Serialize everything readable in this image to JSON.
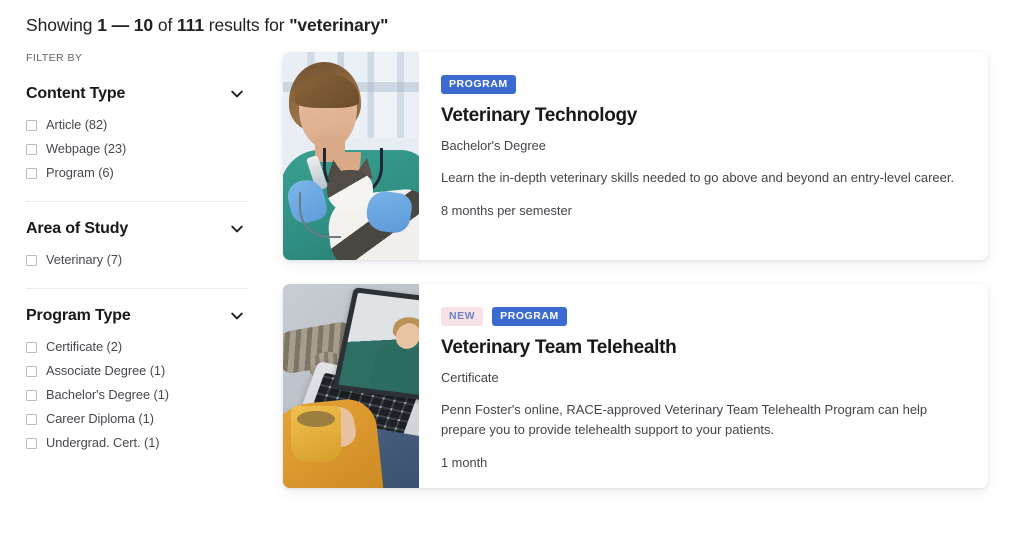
{
  "header": {
    "prefix": "Showing",
    "range_start": "1",
    "dash": "—",
    "range_end": "10",
    "of": "of",
    "total": "111",
    "results_for": "results for",
    "query": "\"veterinary\""
  },
  "sidebar": {
    "filter_by_label": "FILTER BY",
    "groups": [
      {
        "title": "Content Type",
        "toggle_icon": "chevron-down-icon",
        "options": [
          {
            "label": "Article (82)",
            "checked": false
          },
          {
            "label": "Webpage (23)",
            "checked": false
          },
          {
            "label": "Program (6)",
            "checked": false
          }
        ]
      },
      {
        "title": "Area of Study",
        "toggle_icon": "chevron-down-icon",
        "options": [
          {
            "label": "Veterinary (7)",
            "checked": false
          }
        ]
      },
      {
        "title": "Program Type",
        "toggle_icon": "chevron-down-icon",
        "options": [
          {
            "label": "Certificate (2)",
            "checked": false
          },
          {
            "label": "Associate Degree (1)",
            "checked": false
          },
          {
            "label": "Bachelor's Degree (1)",
            "checked": false
          },
          {
            "label": "Career Diploma (1)",
            "checked": false
          },
          {
            "label": "Undergrad. Cert. (1)",
            "checked": false
          }
        ]
      }
    ]
  },
  "results": [
    {
      "badges": [
        {
          "label": "PROGRAM",
          "style": "program"
        }
      ],
      "title": "Veterinary Technology",
      "subtitle": "Bachelor's Degree",
      "description": "Learn the in-depth veterinary skills needed to go above and beyond an entry-level career.",
      "meta": "8 months per semester",
      "image_alt": "veterinarian-examining-cat-photo"
    },
    {
      "badges": [
        {
          "label": "NEW",
          "style": "new"
        },
        {
          "label": "PROGRAM",
          "style": "program"
        }
      ],
      "title": "Veterinary Team Telehealth",
      "subtitle": "Certificate",
      "description": "Penn Foster's online, RACE-approved Veterinary Team Telehealth Program can help prepare you to provide telehealth support to your patients.",
      "meta": "1 month",
      "image_alt": "telehealth-video-call-with-cat-photo"
    }
  ],
  "colors": {
    "badge_program_bg": "#3b6bd1",
    "badge_program_text": "#ffffff",
    "badge_new_bg": "#f7e3e5",
    "badge_new_text": "#6f83c4",
    "page_bg": "#ffffff",
    "text_primary": "#17181a",
    "text_secondary": "#42454a",
    "divider": "#e9eaec"
  }
}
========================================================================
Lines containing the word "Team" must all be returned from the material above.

      "title": "Veterinary Team Telehealth",
      "description": "Penn Foster's online, RACE-approved Veterinary Team Telehealth Program can help prepare you to provide telehealth support to your patients.",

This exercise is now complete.